END

As you can see, the procedure accepts a string as its’ input and only does work if it is a formula beginning with the ‘=’ character. We are also checking that the second character of the input string is a number. There may be cases where the formula references other cells. If this the case, the process will be ignored. It executes the formula and returns the result.

Here is an example of how I use this procedure. I iterate through all of the line that I have imported and return a value if the line contains a formula:

CREATE PROCEDURE [dbo].[sp_PopulatedCalculatedValuestoSTG] AS declare @return money DECLARE @val VARCHAR(100) DECLARE db_cursor CURSOR FOR SELECT LineValue from stg.BudgetFromExcel WHERE LEFT(LineValue,1)='=' OPEN db_cursor FETCH NEXT FROM db_cursor INTO @val WHILE @@FETCH_STATUS=0 BEGIN exec dbo.sp_CalculateExcelValue @val, @retvalout=@return OUTPUT; UPDATE stg.BudgetFromExcel SET CalculatedAmount=@return WHERE LineValue=@val FETCH NEXT FROM db_cursor INTO @val END CLOSE db_cursor DEALLOCATE db_cursor

One quick note: This solution will only handle numeric calculations. It does not handle situations where calculations reference other excel cells (as shown below). For this project, I created a process that moves these values to a ‘bad values’ table and are not used in further processing.

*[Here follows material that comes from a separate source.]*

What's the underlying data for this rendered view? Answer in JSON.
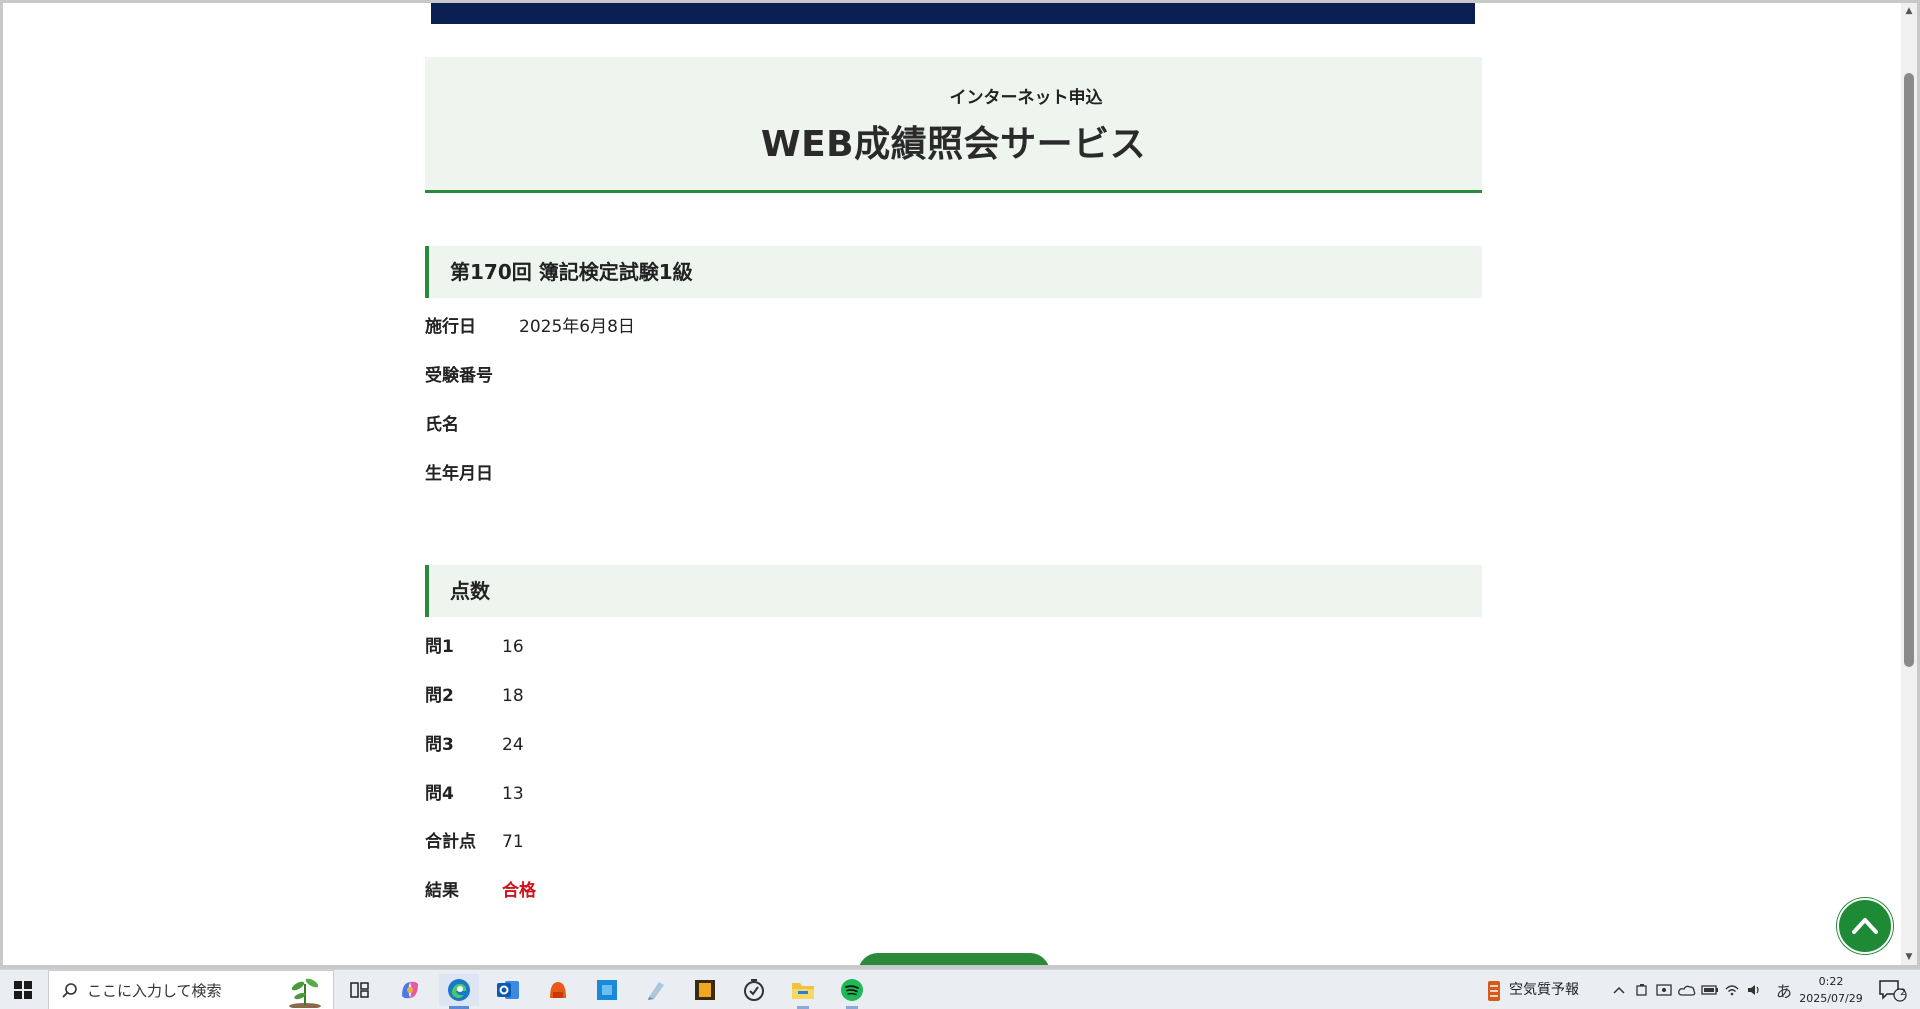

I hope you found this trick to dynamically calculate excel Formulas in SQL useful!